Juan, an ICS nurse since 2012, does seem to have found a form of heaven with his career. “My favorite part of the job is sitting with a member and getting to know them,” he says. “I love my clients!” And they love him.
Earlier this month, ICS held its second annual Art Open Houses, designed to give New Yorkers with disabilities a glimpse of the fun that can be had by participating in our social programs.
As the cost of long-term palliative care became prohibitively expensive, a more person-centered model of care was born, challenging the notion of being better off away from ones home and community.
The lack of competency police officers have when interacting with people who have disabilities can carry a heavy cost.
Walking and falling are two areas where a lot of attention is currently focused on older Americans. Both are areas where no exaggeration is needed to raise an alarm.
At 110 years, ICS member Veta Walters has lived a lot. While physically frail, Veta emanates warmth and still has the spirit to tease her doctor.
A recent spate of cases have surfaced around the country where children have been removed from the care of parents with disabilities. It's vital to remember: The right to be a parent does not automatically end because a parent has a disability.

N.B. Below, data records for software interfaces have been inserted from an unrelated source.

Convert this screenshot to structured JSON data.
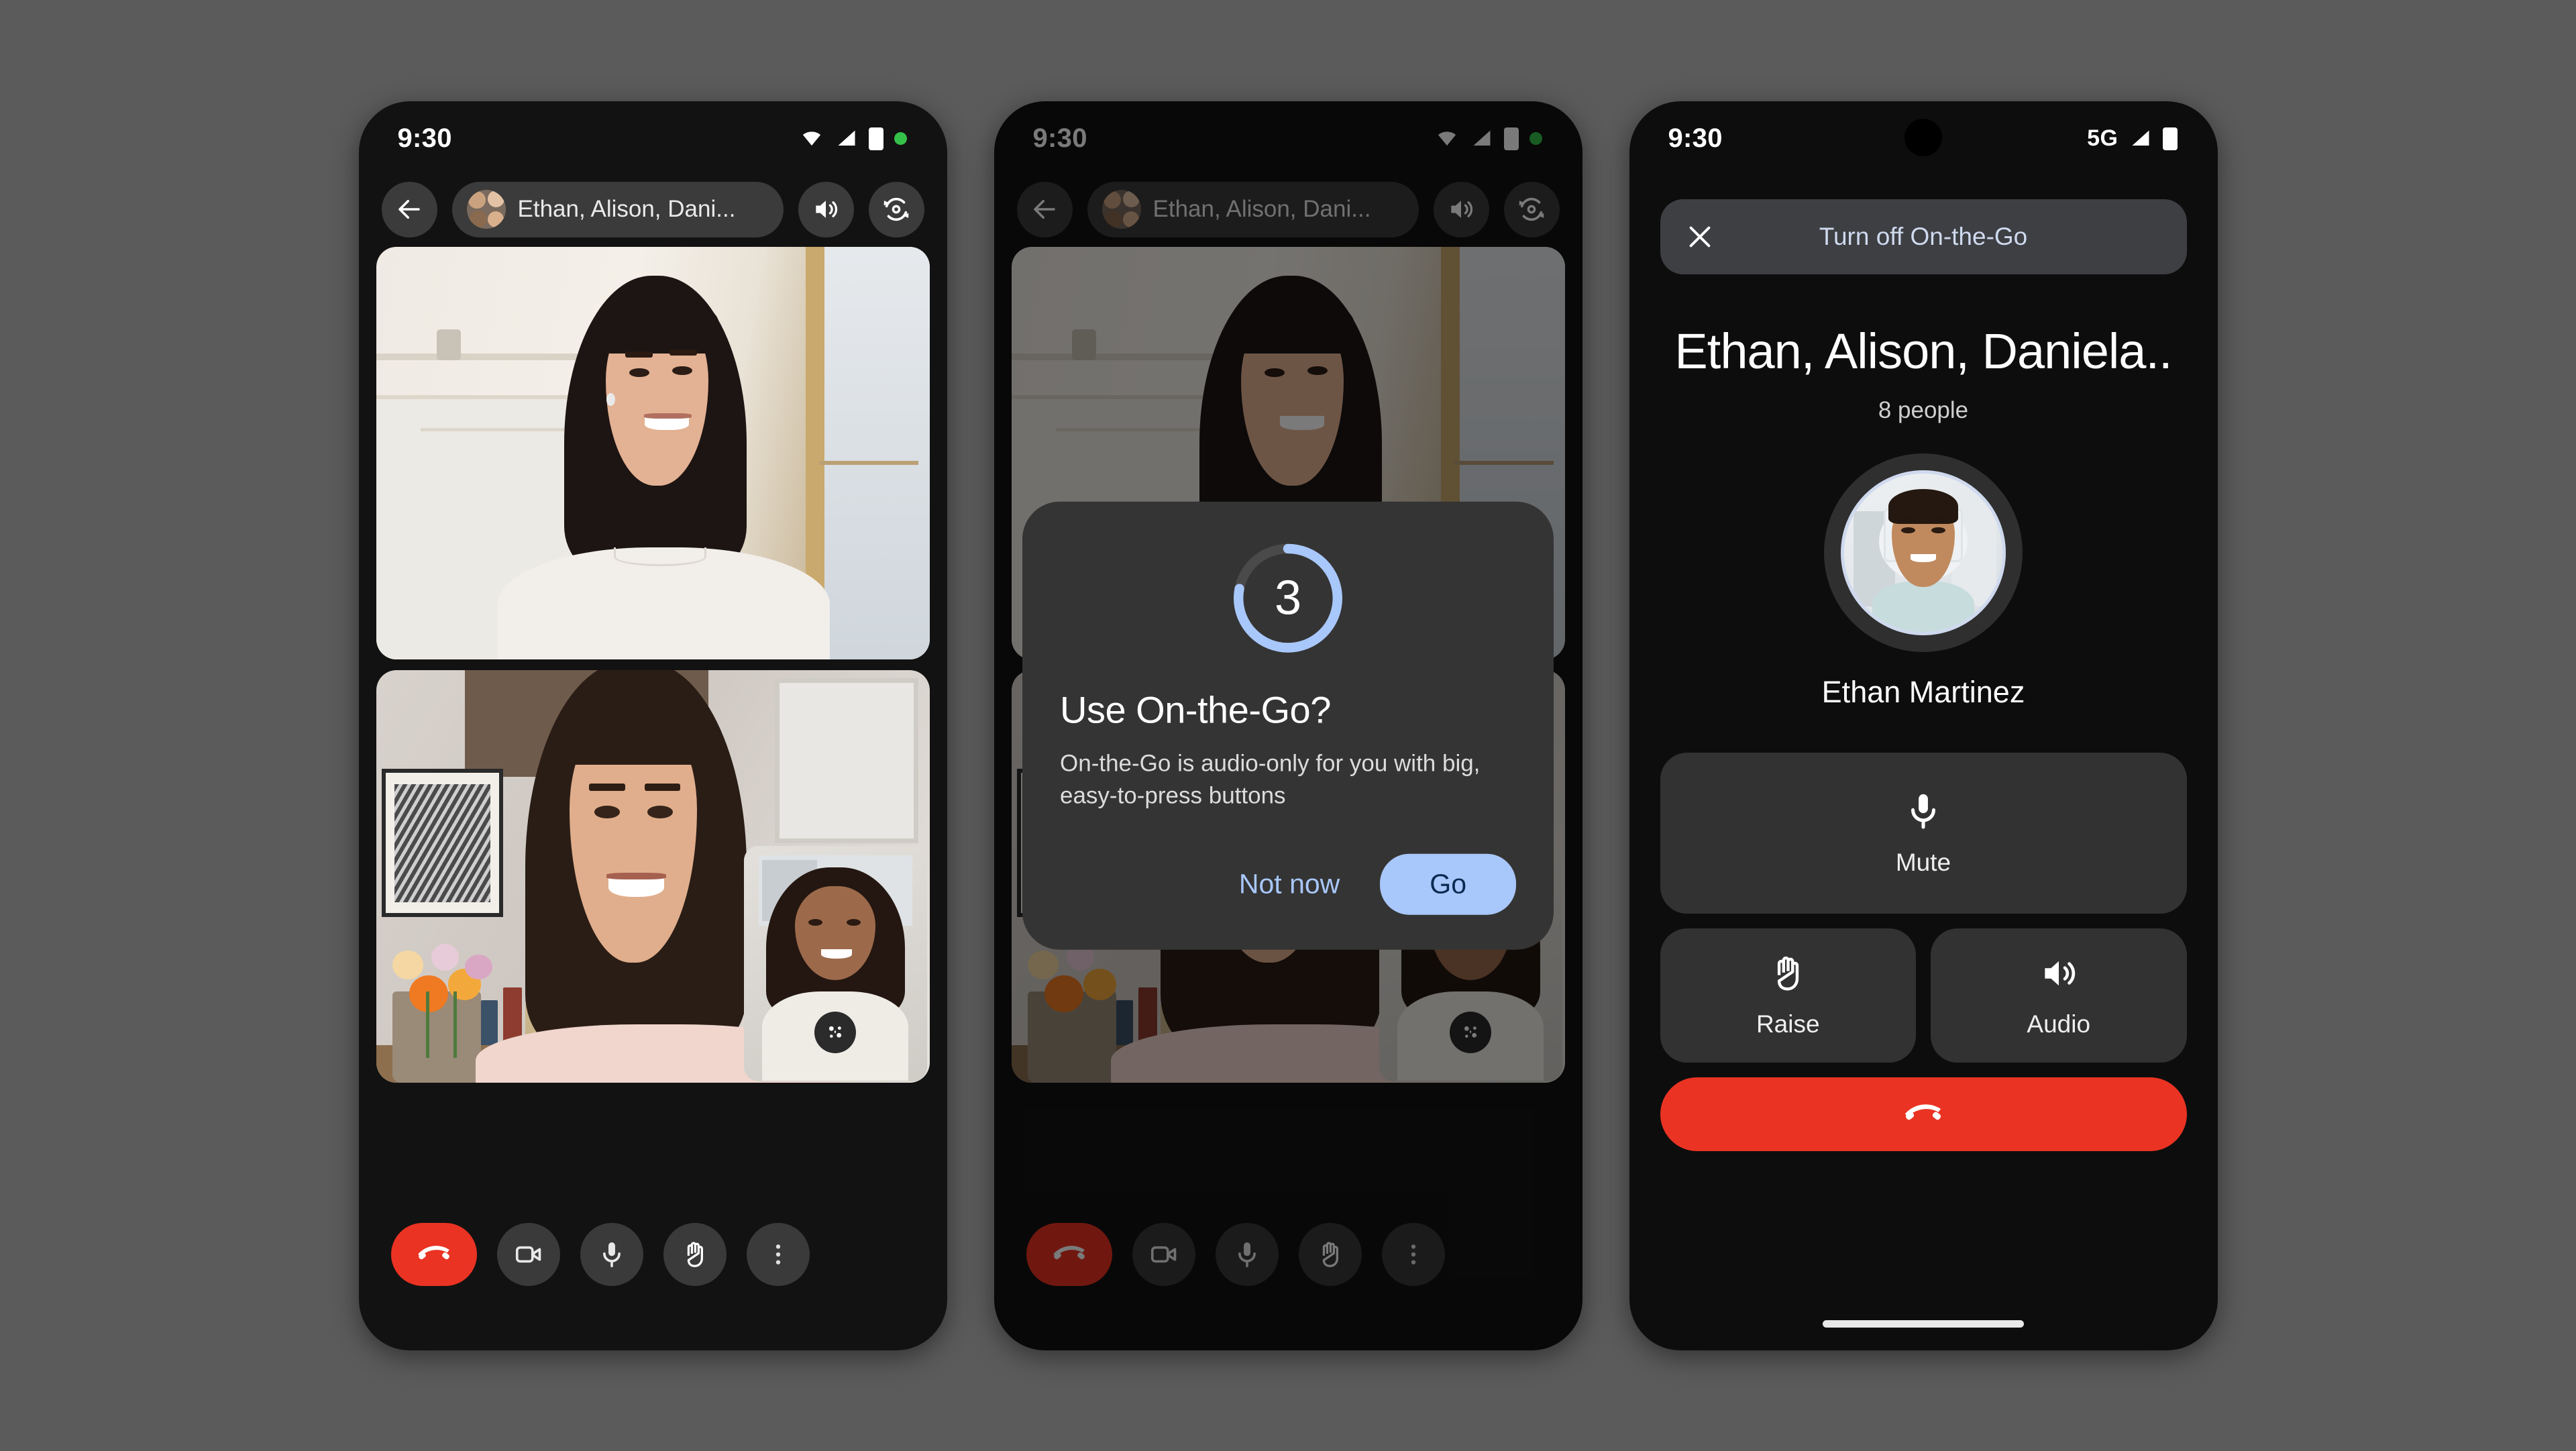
{
  "background_color": "#5b5b5b",
  "accent": {
    "blue": "#a8c7fa",
    "red": "#ea3323",
    "surface": "#343434",
    "dark": "#121212"
  },
  "phones": [
    {
      "id": "phone-video-call",
      "status_bar": {
        "time": "9:30",
        "icons": [
          "wifi-icon",
          "signal-icon",
          "battery-icon",
          "recording-dot-icon"
        ]
      },
      "header": {
        "back_label": "back-arrow-icon",
        "participants_title": "Ethan, Alison, Dani...",
        "speaker_label": "speaker-icon",
        "flip_camera_label": "flip-camera-icon"
      },
      "tiles": [
        {
          "name": "remote-participant-1"
        },
        {
          "name": "remote-participant-2",
          "pip": "self-view"
        }
      ],
      "controls": [
        {
          "name": "end-call",
          "icon": "end-call-icon"
        },
        {
          "name": "camera",
          "icon": "video-camera-icon"
        },
        {
          "name": "microphone",
          "icon": "microphone-icon"
        },
        {
          "name": "raise-hand",
          "icon": "raise-hand-icon"
        },
        {
          "name": "more-options",
          "icon": "more-vertical-icon"
        }
      ]
    },
    {
      "id": "phone-on-the-go-prompt",
      "status_bar": {
        "time": "9:30"
      },
      "header": {
        "participants_title": "Ethan, Alison, Dani..."
      },
      "dialog": {
        "countdown": "3",
        "countdown_progress_percent": 78,
        "title": "Use On-the-Go?",
        "body": "On-the-Go is audio-only for you with big, easy-to-press buttons",
        "secondary_label": "Not now",
        "primary_label": "Go"
      }
    },
    {
      "id": "phone-on-the-go-active",
      "status_bar": {
        "time": "9:30",
        "network": "5G"
      },
      "banner": {
        "close_icon": "close-icon",
        "label": "Turn off On-the-Go"
      },
      "call_title": "Ethan, Alison, Daniela..",
      "people_count": "8 people",
      "active_speaker": {
        "name": "Ethan Martinez"
      },
      "buttons": [
        {
          "name": "mute",
          "label": "Mute",
          "icon": "microphone-icon"
        },
        {
          "name": "raise",
          "label": "Raise",
          "icon": "raise-hand-icon"
        },
        {
          "name": "audio",
          "label": "Audio",
          "icon": "speaker-icon"
        }
      ],
      "end_call": {
        "name": "end-call",
        "icon": "end-call-icon"
      }
    }
  ]
}
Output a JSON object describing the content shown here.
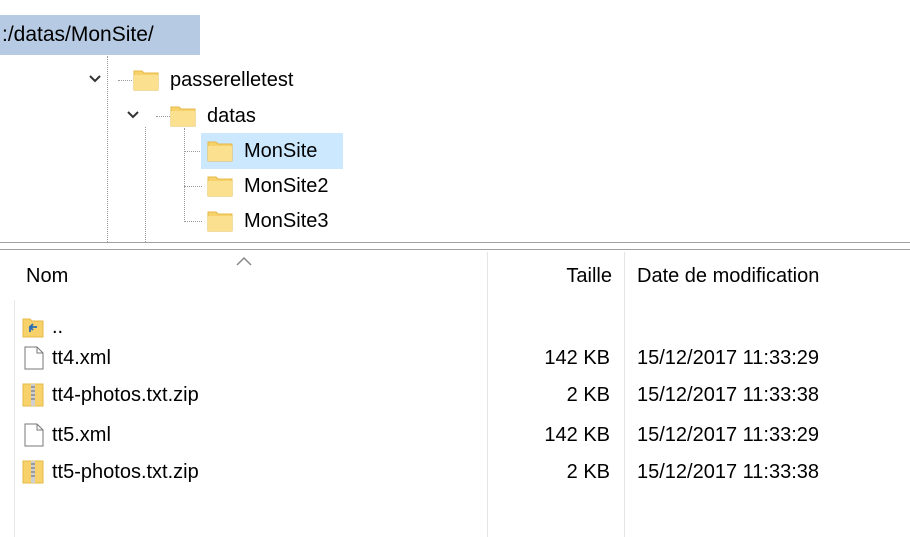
{
  "path_bar": {
    "text": ":/datas/MonSite/"
  },
  "tree": {
    "items": [
      {
        "label": "passerelletest"
      },
      {
        "label": "datas"
      },
      {
        "label": "MonSite",
        "selected": true
      },
      {
        "label": "MonSite2"
      },
      {
        "label": "MonSite3"
      }
    ]
  },
  "list": {
    "columns": {
      "name": "Nom",
      "size": "Taille",
      "date": "Date de modification"
    },
    "rows": [
      {
        "name": "..",
        "size": "",
        "date": "",
        "icon": "parent-folder-icon"
      },
      {
        "name": "tt4.xml",
        "size": "142 KB",
        "date": "15/12/2017 11:33:29",
        "icon": "file-icon"
      },
      {
        "name": "tt4-photos.txt.zip",
        "size": "2 KB",
        "date": "15/12/2017 11:33:38",
        "icon": "zip-icon"
      },
      {
        "name": "tt5.xml",
        "size": "142 KB",
        "date": "15/12/2017 11:33:29",
        "icon": "file-icon"
      },
      {
        "name": "tt5-photos.txt.zip",
        "size": "2 KB",
        "date": "15/12/2017 11:33:38",
        "icon": "zip-icon"
      }
    ]
  },
  "colors": {
    "selection": "#cce8ff",
    "path_bar": "#b6cbe3",
    "folder": "#f7d26b"
  }
}
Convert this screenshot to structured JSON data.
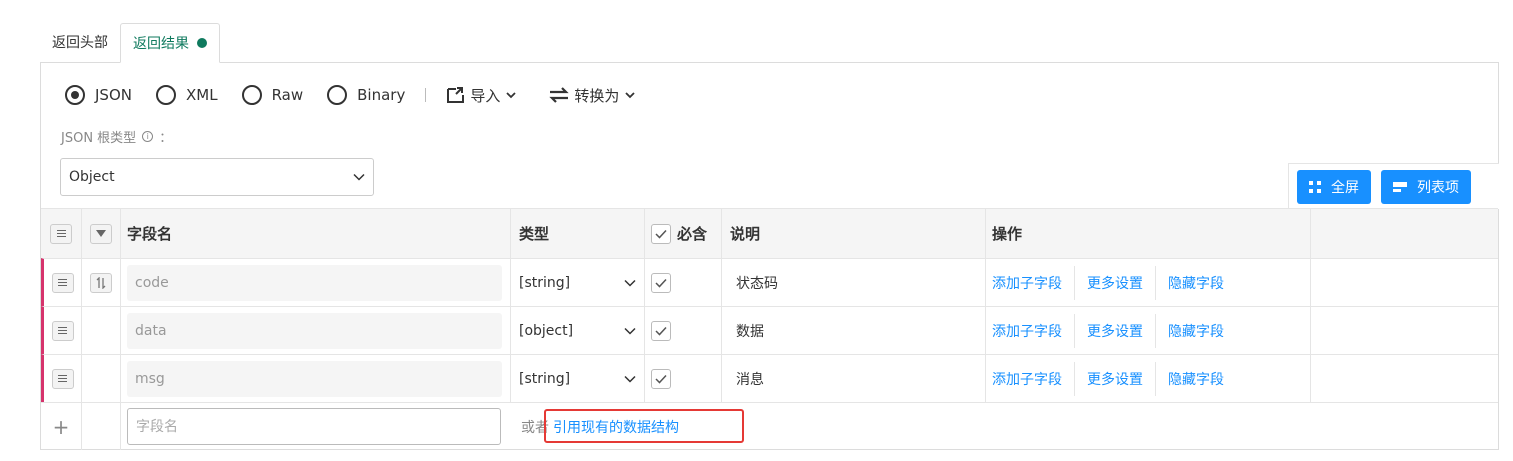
{
  "tabs": [
    {
      "label": "返回头部",
      "active": false
    },
    {
      "label": "返回结果",
      "active": true
    }
  ],
  "colors": {
    "accent_green": "#0f7a5e",
    "link_blue": "#1890ff",
    "row_marker": "#d6336c",
    "highlight_red": "#e53935"
  },
  "format": {
    "options": [
      "JSON",
      "XML",
      "Raw",
      "Binary"
    ],
    "selected": "JSON",
    "import_label": "导入",
    "convert_label": "转换为"
  },
  "root_type": {
    "label": "JSON 根类型",
    "info_icon": "i",
    "colon": "：",
    "value": "Object"
  },
  "toolbar": {
    "fullscreen_label": "全屏",
    "list_label": "列表项"
  },
  "table": {
    "headers": {
      "name": "字段名",
      "type": "类型",
      "required": "必含",
      "description": "说明",
      "operations": "操作"
    },
    "rows": [
      {
        "name": "code",
        "type": "[string]",
        "required": true,
        "description": "状态码"
      },
      {
        "name": "data",
        "type": "[object]",
        "required": true,
        "description": "数据"
      },
      {
        "name": "msg",
        "type": "[string]",
        "required": true,
        "description": "消息"
      }
    ],
    "op_labels": {
      "add_child": "添加子字段",
      "more_settings": "更多设置",
      "hide_field": "隐藏字段"
    }
  },
  "add_row": {
    "plus": "+",
    "placeholder": "字段名",
    "or_text": "或者",
    "reference_link": "引用现有的数据结构"
  }
}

While his proposal to slash $300 million from the University of Wisconsin system has garnered more attention, another of Governor Scott Walker's proposed cuts is causing controversy among a small but impassioned group of Wisconsin voters: the disability community.
As we celebrate National Social Work Month—along with the 60th anniversary of the National Social Workers Association—we pause to not only recognize the valuable work of our own social workers, but also to look back at the profession’s history.
A full preview of the 2015 ReelAbilities Film Festival. This year it's in New York City with new films, shorts, musical performances, and special guests!
In a report done by Wan He and Luke J. Larsen, fascinating insights are provided about the correlation of the aging and disability, suggesting ways to channel resources to prevent or mitigate disabilities for many older Americans.
Last week, the White House blog touched on a subject that is close to the heart of ICS: Advancing Employment Opportunities for People with Disabilities.
Let’s have dinner and talk about…death? Even the invitation said this was one of the strangest events a person might ever attend. Despite the weird invite, on January 6th twenty professionals from three organizations gathered together as part of The Conversation Project.